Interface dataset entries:
* * * * *

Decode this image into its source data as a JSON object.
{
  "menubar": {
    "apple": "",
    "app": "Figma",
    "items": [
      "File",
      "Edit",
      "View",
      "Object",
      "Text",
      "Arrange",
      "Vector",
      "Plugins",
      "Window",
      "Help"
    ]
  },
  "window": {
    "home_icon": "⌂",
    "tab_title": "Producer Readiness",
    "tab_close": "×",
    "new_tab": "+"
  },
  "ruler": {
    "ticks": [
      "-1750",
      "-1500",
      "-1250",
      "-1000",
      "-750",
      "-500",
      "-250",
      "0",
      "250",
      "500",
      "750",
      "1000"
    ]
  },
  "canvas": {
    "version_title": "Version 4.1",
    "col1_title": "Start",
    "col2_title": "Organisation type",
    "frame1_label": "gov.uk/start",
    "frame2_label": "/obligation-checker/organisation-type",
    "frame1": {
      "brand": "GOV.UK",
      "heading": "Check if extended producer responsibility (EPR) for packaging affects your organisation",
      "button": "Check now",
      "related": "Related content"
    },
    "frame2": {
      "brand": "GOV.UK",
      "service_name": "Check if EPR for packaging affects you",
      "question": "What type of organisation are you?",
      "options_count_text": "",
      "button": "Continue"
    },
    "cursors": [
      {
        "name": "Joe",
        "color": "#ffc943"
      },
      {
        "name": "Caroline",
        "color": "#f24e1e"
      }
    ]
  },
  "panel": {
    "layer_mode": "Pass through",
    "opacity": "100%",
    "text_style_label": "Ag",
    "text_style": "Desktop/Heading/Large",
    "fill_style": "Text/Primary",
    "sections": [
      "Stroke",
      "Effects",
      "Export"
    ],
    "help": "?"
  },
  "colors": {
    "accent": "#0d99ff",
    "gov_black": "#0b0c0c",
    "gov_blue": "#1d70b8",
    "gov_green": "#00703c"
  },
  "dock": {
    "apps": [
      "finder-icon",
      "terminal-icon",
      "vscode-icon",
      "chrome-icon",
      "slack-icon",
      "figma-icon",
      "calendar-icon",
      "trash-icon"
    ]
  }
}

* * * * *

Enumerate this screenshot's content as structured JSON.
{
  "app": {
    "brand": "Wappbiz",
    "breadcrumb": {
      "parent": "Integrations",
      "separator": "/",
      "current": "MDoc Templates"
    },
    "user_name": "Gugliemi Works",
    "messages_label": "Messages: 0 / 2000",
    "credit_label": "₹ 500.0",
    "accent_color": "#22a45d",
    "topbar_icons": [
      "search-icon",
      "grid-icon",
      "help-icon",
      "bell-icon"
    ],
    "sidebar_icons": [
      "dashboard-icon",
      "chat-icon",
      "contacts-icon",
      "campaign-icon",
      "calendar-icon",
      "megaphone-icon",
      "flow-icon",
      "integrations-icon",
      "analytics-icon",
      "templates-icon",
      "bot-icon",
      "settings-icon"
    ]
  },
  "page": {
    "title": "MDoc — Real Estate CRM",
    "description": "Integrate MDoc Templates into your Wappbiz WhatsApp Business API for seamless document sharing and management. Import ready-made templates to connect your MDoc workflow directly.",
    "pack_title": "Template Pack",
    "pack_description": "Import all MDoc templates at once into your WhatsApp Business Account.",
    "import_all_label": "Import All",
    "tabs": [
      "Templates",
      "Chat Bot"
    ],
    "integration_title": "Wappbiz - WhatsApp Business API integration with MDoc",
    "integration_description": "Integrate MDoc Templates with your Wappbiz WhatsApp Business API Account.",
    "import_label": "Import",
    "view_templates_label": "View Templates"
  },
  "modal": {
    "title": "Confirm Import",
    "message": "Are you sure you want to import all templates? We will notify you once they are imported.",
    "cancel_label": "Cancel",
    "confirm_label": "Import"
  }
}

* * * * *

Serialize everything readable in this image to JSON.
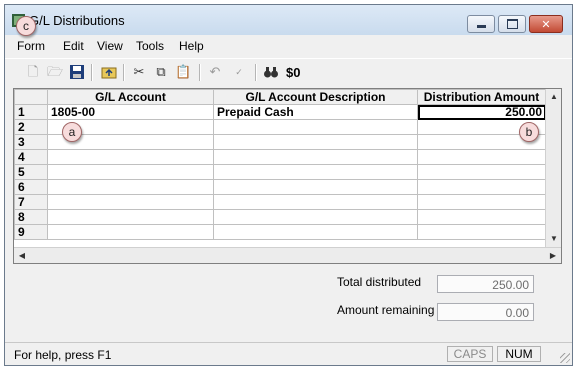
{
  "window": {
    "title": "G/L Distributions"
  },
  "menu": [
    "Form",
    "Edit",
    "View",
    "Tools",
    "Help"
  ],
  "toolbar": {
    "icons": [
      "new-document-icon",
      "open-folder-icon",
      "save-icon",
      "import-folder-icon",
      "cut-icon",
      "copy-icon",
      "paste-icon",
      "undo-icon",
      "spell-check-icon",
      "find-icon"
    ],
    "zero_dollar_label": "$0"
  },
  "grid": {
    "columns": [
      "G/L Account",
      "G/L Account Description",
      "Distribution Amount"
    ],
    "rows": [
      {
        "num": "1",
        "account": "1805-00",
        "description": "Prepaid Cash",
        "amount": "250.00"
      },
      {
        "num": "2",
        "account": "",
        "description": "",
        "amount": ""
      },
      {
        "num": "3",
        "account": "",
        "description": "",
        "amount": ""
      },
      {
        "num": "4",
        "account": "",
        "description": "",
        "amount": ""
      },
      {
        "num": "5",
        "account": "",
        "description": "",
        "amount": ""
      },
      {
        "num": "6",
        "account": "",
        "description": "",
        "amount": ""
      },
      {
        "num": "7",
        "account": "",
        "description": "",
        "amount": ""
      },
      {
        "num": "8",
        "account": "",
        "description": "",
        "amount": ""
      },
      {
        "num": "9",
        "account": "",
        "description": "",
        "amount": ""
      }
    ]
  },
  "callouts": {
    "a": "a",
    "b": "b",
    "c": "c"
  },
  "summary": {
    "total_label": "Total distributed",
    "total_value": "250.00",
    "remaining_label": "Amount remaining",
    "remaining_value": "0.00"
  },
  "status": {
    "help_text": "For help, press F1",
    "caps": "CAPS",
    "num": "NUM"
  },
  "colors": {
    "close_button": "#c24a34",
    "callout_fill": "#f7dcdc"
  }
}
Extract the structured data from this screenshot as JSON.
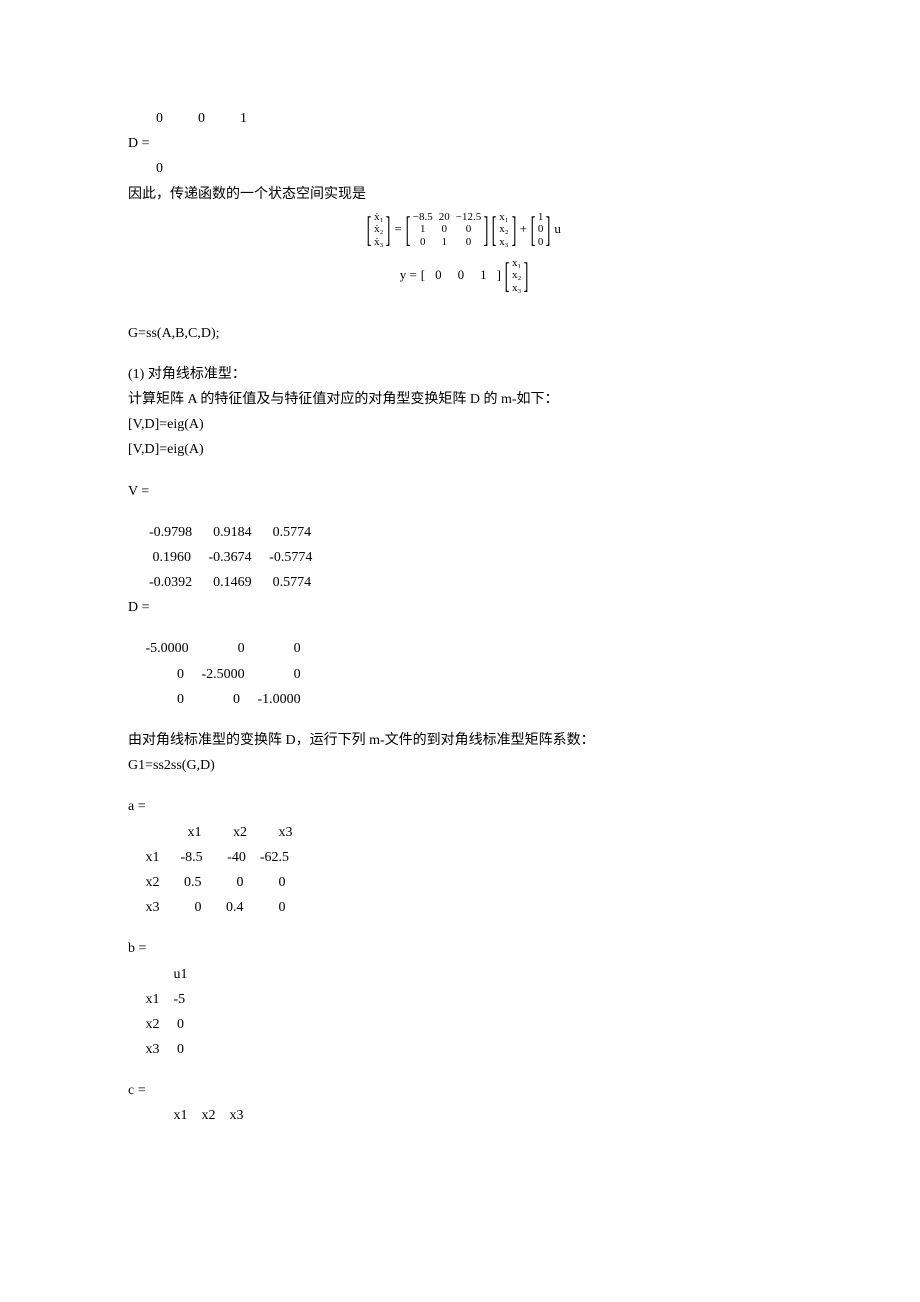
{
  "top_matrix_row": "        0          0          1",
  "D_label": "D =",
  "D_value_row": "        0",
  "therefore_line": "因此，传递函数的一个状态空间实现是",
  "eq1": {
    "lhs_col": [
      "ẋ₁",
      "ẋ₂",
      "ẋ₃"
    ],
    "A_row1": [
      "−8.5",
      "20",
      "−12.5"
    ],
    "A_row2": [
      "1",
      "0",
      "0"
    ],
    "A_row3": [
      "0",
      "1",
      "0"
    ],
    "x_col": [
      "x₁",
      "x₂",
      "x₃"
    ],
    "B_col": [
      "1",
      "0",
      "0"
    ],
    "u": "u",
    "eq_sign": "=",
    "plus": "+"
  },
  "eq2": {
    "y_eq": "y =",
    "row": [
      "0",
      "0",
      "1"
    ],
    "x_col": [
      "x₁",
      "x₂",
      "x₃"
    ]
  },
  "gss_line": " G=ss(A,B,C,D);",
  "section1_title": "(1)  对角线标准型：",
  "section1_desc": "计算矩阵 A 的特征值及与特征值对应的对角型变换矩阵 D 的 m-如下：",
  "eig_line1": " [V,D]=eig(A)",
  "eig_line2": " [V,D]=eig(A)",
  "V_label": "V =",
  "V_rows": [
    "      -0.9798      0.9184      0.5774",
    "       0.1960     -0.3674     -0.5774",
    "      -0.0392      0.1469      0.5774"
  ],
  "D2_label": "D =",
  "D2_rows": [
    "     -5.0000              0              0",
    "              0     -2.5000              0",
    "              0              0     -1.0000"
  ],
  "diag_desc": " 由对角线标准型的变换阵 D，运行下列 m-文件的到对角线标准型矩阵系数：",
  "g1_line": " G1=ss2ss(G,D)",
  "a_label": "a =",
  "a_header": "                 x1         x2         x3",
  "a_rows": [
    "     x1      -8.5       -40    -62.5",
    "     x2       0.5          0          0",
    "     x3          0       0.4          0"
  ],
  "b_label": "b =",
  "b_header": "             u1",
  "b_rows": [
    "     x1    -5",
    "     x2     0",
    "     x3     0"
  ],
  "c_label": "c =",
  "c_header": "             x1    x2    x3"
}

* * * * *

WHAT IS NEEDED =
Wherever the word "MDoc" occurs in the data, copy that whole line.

RESPONSE BELOW =
      "current": "MDoc Templates"
    "title": "MDoc — Real Estate CRM",
    "description": "Integrate MDoc Templates into your Wappbiz WhatsApp Business API for seamless document sharing and management. Import ready-made templates to connect your MDoc workflow directly.",
    "pack_description": "Import all MDoc templates at once into your WhatsApp Business Account.",
    "integration_title": "Wappbiz - WhatsApp Business API integration with MDoc",
    "integration_description": "Integrate MDoc Templates with your Wappbiz WhatsApp Business API Account.",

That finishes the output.